- [Data in this exercise]:
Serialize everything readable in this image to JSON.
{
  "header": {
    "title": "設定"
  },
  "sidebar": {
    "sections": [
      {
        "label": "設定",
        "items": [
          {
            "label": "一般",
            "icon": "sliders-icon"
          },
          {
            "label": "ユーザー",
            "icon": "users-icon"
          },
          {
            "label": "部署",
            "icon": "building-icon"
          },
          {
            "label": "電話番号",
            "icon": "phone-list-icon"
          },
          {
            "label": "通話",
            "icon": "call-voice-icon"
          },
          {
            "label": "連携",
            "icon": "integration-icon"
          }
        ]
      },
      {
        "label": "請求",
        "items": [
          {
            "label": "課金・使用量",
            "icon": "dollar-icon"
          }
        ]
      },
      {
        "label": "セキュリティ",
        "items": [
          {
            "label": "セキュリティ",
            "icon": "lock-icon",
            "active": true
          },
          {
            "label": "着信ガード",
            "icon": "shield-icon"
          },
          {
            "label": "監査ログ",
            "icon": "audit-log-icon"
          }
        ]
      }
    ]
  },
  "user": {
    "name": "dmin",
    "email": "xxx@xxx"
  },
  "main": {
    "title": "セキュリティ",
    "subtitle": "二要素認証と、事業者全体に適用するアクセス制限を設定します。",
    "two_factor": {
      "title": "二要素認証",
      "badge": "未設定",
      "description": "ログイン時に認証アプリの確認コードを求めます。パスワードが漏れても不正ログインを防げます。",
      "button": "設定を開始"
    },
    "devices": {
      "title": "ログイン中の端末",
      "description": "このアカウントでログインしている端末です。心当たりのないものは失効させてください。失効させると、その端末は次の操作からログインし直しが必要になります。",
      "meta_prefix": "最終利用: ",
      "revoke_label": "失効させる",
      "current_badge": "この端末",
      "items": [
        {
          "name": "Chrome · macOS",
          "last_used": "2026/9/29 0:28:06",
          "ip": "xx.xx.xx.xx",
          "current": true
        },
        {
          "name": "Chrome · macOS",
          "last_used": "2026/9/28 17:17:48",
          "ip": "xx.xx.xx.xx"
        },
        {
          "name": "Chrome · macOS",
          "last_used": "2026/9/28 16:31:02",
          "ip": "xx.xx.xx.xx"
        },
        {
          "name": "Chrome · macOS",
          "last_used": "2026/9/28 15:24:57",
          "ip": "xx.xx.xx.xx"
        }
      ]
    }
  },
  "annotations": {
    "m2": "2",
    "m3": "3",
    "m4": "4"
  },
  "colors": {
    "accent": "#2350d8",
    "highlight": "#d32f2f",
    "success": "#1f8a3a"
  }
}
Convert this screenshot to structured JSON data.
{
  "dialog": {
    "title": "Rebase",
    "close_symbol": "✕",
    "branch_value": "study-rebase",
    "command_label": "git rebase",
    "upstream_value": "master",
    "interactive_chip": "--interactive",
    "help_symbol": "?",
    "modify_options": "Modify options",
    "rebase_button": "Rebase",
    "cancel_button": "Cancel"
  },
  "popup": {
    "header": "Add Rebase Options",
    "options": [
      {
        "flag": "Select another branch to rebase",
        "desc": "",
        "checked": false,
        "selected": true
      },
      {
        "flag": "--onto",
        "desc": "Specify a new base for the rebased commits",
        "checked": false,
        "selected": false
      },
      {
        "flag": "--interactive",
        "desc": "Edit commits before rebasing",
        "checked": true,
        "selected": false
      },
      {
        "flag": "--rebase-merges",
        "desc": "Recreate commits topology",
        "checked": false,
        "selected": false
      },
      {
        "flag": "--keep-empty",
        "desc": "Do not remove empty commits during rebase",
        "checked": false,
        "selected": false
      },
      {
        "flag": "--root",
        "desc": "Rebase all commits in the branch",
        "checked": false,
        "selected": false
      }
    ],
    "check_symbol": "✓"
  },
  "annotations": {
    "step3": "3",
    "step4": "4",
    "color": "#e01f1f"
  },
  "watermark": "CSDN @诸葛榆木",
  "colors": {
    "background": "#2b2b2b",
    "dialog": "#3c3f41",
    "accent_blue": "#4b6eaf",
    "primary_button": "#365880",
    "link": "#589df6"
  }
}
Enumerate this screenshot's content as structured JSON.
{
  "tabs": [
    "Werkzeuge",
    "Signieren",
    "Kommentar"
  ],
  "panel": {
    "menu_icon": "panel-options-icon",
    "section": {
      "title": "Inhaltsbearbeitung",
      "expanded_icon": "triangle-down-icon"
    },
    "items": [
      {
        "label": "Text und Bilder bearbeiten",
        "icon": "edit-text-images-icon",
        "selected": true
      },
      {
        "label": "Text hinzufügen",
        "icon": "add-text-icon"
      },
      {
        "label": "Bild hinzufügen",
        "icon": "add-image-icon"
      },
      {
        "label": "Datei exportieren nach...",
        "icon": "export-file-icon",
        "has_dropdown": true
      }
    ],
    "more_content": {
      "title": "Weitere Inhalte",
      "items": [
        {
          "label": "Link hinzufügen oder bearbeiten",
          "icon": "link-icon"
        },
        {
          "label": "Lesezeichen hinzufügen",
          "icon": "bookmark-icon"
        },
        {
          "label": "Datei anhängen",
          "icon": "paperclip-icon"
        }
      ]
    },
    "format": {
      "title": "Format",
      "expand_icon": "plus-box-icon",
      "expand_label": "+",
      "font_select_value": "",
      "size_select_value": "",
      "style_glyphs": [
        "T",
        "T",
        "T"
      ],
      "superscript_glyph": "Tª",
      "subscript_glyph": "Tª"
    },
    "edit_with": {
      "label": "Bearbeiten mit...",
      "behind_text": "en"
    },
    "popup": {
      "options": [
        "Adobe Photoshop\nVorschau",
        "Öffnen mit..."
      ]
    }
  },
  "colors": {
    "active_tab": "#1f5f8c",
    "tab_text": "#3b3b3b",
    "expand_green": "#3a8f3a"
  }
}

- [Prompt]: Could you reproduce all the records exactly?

- [Answer for this exercise]:
Serialize everything readable in this image to JSON.
{
  "header": {
    "title": "設定"
  },
  "sidebar": {
    "sections": [
      {
        "label": "設定",
        "items": [
          {
            "label": "一般",
            "icon": "sliders-icon"
          },
          {
            "label": "ユーザー",
            "icon": "users-icon"
          },
          {
            "label": "部署",
            "icon": "building-icon"
          },
          {
            "label": "電話番号",
            "icon": "phone-list-icon"
          },
          {
            "label": "通話",
            "icon": "call-voice-icon"
          },
          {
            "label": "連携",
            "icon": "integration-icon"
          }
        ]
      },
      {
        "label": "請求",
        "items": [
          {
            "label": "課金・使用量",
            "icon": "dollar-icon"
          }
        ]
      },
      {
        "label": "セキュリティ",
        "items": [
          {
            "label": "セキュリティ",
            "icon": "lock-icon",
            "active": true
          },
          {
            "label": "着信ガード",
            "icon": "shield-icon"
          },
          {
            "label": "監査ログ",
            "icon": "audit-log-icon"
          }
        ]
      }
    ]
  },
  "user": {
    "name": "dmin",
    "email": "xxx@xxx"
  },
  "main": {
    "title": "セキュリティ",
    "subtitle": "二要素認証と、事業者全体に適用するアクセス制限を設定します。",
    "two_factor": {
      "title": "二要素認証",
      "badge": "未設定",
      "description": "ログイン時に認証アプリの確認コードを求めます。パスワードが漏れても不正ログインを防げます。",
      "button": "設定を開始"
    },
    "devices": {
      "title": "ログイン中の端末",
      "description": "このアカウントでログインしている端末です。心当たりのないものは失効させてください。失効させると、その端末は次の操作からログインし直しが必要になります。",
      "meta_prefix": "最終利用: ",
      "revoke_label": "失効させる",
      "current_badge": "この端末",
      "items": [
        {
          "name": "Chrome · macOS",
          "last_used": "2026/9/29 0:28:06",
          "ip": "xx.xx.xx.xx",
          "current": true
        },
        {
          "name": "Chrome · macOS",
          "last_used": "2026/9/28 17:17:48",
          "ip": "xx.xx.xx.xx"
        },
        {
          "name": "Chrome · macOS",
          "last_used": "2026/9/28 16:31:02",
          "ip": "xx.xx.xx.xx"
        },
        {
          "name": "Chrome · macOS",
          "last_used": "2026/9/28 15:24:57",
          "ip": "xx.xx.xx.xx"
        }
      ]
    }
  },
  "annotations": {
    "m2": "2",
    "m3": "3",
    "m4": "4"
  },
  "colors": {
    "accent": "#2350d8",
    "highlight": "#d32f2f",
    "success": "#1f8a3a"
  }
}
Convert this screenshot to structured JSON data.
{
  "dialog": {
    "title": "Rebase",
    "close_symbol": "✕",
    "branch_value": "study-rebase",
    "command_label": "git rebase",
    "upstream_value": "master",
    "interactive_chip": "--interactive",
    "help_symbol": "?",
    "modify_options": "Modify options",
    "rebase_button": "Rebase",
    "cancel_button": "Cancel"
  },
  "popup": {
    "header": "Add Rebase Options",
    "options": [
      {
        "flag": "Select another branch to rebase",
        "desc": "",
        "checked": false,
        "selected": true
      },
      {
        "flag": "--onto",
        "desc": "Specify a new base for the rebased commits",
        "checked": false,
        "selected": false
      },
      {
        "flag": "--interactive",
        "desc": "Edit commits before rebasing",
        "checked": true,
        "selected": false
      },
      {
        "flag": "--rebase-merges",
        "desc": "Recreate commits topology",
        "checked": false,
        "selected": false
      },
      {
        "flag": "--keep-empty",
        "desc": "Do not remove empty commits during rebase",
        "checked": false,
        "selected": false
      },
      {
        "flag": "--root",
        "desc": "Rebase all commits in the branch",
        "checked": false,
        "selected": false
      }
    ],
    "check_symbol": "✓"
  },
  "annotations": {
    "step3": "3",
    "step4": "4",
    "color": "#e01f1f"
  },
  "watermark": "CSDN @诸葛榆木",
  "colors": {
    "background": "#2b2b2b",
    "dialog": "#3c3f41",
    "accent_blue": "#4b6eaf",
    "primary_button": "#365880",
    "link": "#589df6"
  }
}
Enumerate this screenshot's content as structured JSON.
{
  "tabs": [
    "Werkzeuge",
    "Signieren",
    "Kommentar"
  ],
  "panel": {
    "menu_icon": "panel-options-icon",
    "section": {
      "title": "Inhaltsbearbeitung",
      "expanded_icon": "triangle-down-icon"
    },
    "items": [
      {
        "label": "Text und Bilder bearbeiten",
        "icon": "edit-text-images-icon",
        "selected": true
      },
      {
        "label": "Text hinzufügen",
        "icon": "add-text-icon"
      },
      {
        "label": "Bild hinzufügen",
        "icon": "add-image-icon"
      },
      {
        "label": "Datei exportieren nach...",
        "icon": "export-file-icon",
        "has_dropdown": true
      }
    ],
    "more_content": {
      "title": "Weitere Inhalte",
      "items": [
        {
          "label": "Link hinzufügen oder bearbeiten",
          "icon": "link-icon"
        },
        {
          "label": "Lesezeichen hinzufügen",
          "icon": "bookmark-icon"
        },
        {
          "label": "Datei anhängen",
          "icon": "paperclip-icon"
        }
      ]
    },
    "format": {
      "title": "Format",
      "expand_icon": "plus-box-icon",
      "expand_label": "+",
      "font_select_value": "",
      "size_select_value": "",
      "style_glyphs": [
        "T",
        "T",
        "T"
      ],
      "superscript_glyph": "Tª",
      "subscript_glyph": "Tª"
    },
    "edit_with": {
      "label": "Bearbeiten mit...",
      "behind_text": "en"
    },
    "popup": {
      "options": [
        "Adobe Photoshop\nVorschau",
        "Öffnen mit..."
      ]
    }
  },
  "colors": {
    "active_tab": "#1f5f8c",
    "tab_text": "#3b3b3b",
    "expand_green": "#3a8f3a"
  }
}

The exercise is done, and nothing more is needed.